**Directions for this task**
Could you return each entry below exactly as written, minus any pictures?

Dataset rows describing interfaces
◆ ◆ ◆
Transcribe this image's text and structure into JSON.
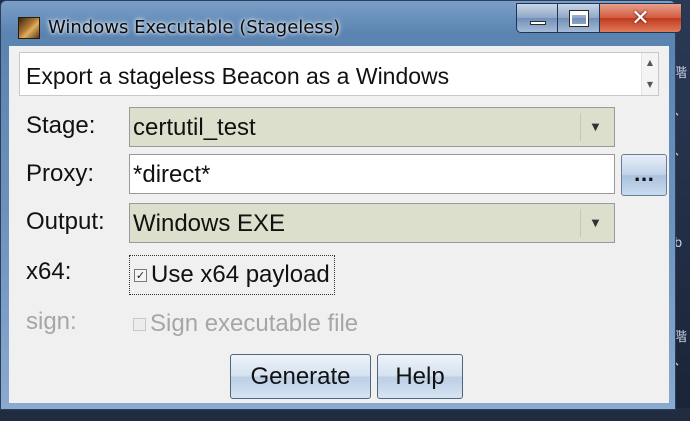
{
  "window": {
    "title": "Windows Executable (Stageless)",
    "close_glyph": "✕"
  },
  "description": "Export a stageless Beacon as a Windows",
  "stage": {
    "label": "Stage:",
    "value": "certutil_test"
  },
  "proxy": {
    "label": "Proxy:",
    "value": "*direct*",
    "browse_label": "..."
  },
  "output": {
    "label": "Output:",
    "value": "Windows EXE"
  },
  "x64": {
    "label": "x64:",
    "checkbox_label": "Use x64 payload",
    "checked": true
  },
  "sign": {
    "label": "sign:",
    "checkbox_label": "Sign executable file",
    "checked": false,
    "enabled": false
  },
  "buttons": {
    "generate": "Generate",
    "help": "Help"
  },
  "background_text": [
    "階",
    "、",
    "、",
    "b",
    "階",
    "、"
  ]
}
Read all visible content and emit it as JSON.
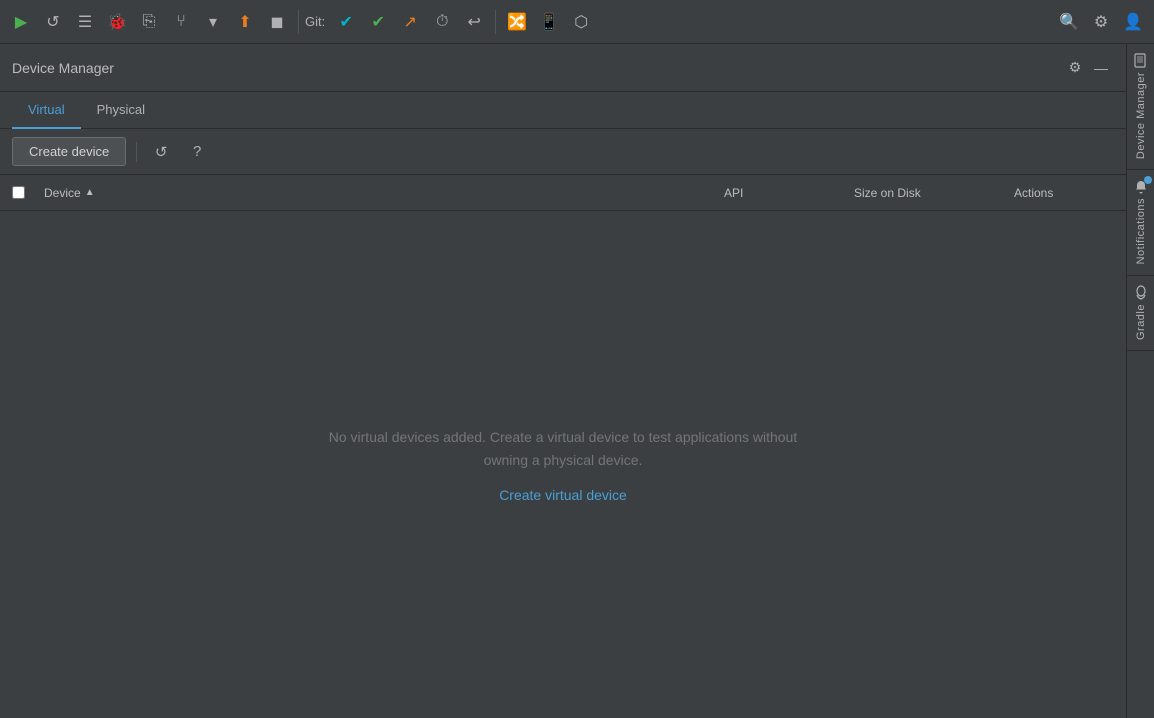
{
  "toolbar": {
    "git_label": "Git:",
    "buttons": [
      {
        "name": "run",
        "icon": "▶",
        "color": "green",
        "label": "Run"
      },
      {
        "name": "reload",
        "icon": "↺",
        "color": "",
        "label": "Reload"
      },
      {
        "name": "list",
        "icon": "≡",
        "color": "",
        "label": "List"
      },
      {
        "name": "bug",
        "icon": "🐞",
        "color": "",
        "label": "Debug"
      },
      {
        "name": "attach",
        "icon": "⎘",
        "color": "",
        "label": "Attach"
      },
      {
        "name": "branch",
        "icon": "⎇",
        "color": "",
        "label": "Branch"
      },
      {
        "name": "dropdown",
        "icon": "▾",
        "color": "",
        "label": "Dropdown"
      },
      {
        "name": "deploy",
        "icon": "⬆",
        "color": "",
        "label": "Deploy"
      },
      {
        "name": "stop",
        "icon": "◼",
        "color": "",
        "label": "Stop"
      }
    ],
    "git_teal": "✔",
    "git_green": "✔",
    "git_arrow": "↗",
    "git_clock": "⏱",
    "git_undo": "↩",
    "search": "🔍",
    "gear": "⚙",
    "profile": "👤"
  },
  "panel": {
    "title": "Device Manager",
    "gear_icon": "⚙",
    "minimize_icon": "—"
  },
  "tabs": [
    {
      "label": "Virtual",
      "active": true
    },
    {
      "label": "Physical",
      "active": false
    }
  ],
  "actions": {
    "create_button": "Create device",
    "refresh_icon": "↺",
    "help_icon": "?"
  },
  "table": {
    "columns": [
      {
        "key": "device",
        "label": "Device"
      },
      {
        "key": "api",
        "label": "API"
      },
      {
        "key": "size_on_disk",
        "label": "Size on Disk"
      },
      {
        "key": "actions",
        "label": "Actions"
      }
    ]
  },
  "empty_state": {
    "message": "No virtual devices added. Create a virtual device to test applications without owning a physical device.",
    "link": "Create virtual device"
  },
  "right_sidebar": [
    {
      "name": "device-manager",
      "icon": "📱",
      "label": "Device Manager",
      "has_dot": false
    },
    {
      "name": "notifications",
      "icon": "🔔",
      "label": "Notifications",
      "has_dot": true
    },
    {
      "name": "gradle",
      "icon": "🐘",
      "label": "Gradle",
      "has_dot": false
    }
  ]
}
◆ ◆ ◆
**Solution to this task**
Transcribe this image's text and structure into JSON.
{
  "window": {
    "title": "Windows Executable (Stageless)",
    "close_glyph": "✕"
  },
  "description": "Export a stageless Beacon as a Windows",
  "stage": {
    "label": "Stage:",
    "value": "certutil_test"
  },
  "proxy": {
    "label": "Proxy:",
    "value": "*direct*",
    "browse_label": "..."
  },
  "output": {
    "label": "Output:",
    "value": "Windows EXE"
  },
  "x64": {
    "label": "x64:",
    "checkbox_label": "Use x64 payload",
    "checked": true
  },
  "sign": {
    "label": "sign:",
    "checkbox_label": "Sign executable file",
    "checked": false,
    "enabled": false
  },
  "buttons": {
    "generate": "Generate",
    "help": "Help"
  },
  "background_text": [
    "階",
    "、",
    "、",
    "b",
    "階",
    "、"
  ]
}
Read all visible content and emit it as JSON.
{
  "toolbar": {
    "git_label": "Git:",
    "buttons": [
      {
        "name": "run",
        "icon": "▶",
        "color": "green",
        "label": "Run"
      },
      {
        "name": "reload",
        "icon": "↺",
        "color": "",
        "label": "Reload"
      },
      {
        "name": "list",
        "icon": "≡",
        "color": "",
        "label": "List"
      },
      {
        "name": "bug",
        "icon": "🐞",
        "color": "",
        "label": "Debug"
      },
      {
        "name": "attach",
        "icon": "⎘",
        "color": "",
        "label": "Attach"
      },
      {
        "name": "branch",
        "icon": "⎇",
        "color": "",
        "label": "Branch"
      },
      {
        "name": "dropdown",
        "icon": "▾",
        "color": "",
        "label": "Dropdown"
      },
      {
        "name": "deploy",
        "icon": "⬆",
        "color": "",
        "label": "Deploy"
      },
      {
        "name": "stop",
        "icon": "◼",
        "color": "",
        "label": "Stop"
      }
    ],
    "git_teal": "✔",
    "git_green": "✔",
    "git_arrow": "↗",
    "git_clock": "⏱",
    "git_undo": "↩",
    "search": "🔍",
    "gear": "⚙",
    "profile": "👤"
  },
  "panel": {
    "title": "Device Manager",
    "gear_icon": "⚙",
    "minimize_icon": "—"
  },
  "tabs": [
    {
      "label": "Virtual",
      "active": true
    },
    {
      "label": "Physical",
      "active": false
    }
  ],
  "actions": {
    "create_button": "Create device",
    "refresh_icon": "↺",
    "help_icon": "?"
  },
  "table": {
    "columns": [
      {
        "key": "device",
        "label": "Device"
      },
      {
        "key": "api",
        "label": "API"
      },
      {
        "key": "size_on_disk",
        "label": "Size on Disk"
      },
      {
        "key": "actions",
        "label": "Actions"
      }
    ]
  },
  "empty_state": {
    "message": "No virtual devices added. Create a virtual device to test applications without owning a physical device.",
    "link": "Create virtual device"
  },
  "right_sidebar": [
    {
      "name": "device-manager",
      "icon": "📱",
      "label": "Device Manager",
      "has_dot": false
    },
    {
      "name": "notifications",
      "icon": "🔔",
      "label": "Notifications",
      "has_dot": true
    },
    {
      "name": "gradle",
      "icon": "🐘",
      "label": "Gradle",
      "has_dot": false
    }
  ]
}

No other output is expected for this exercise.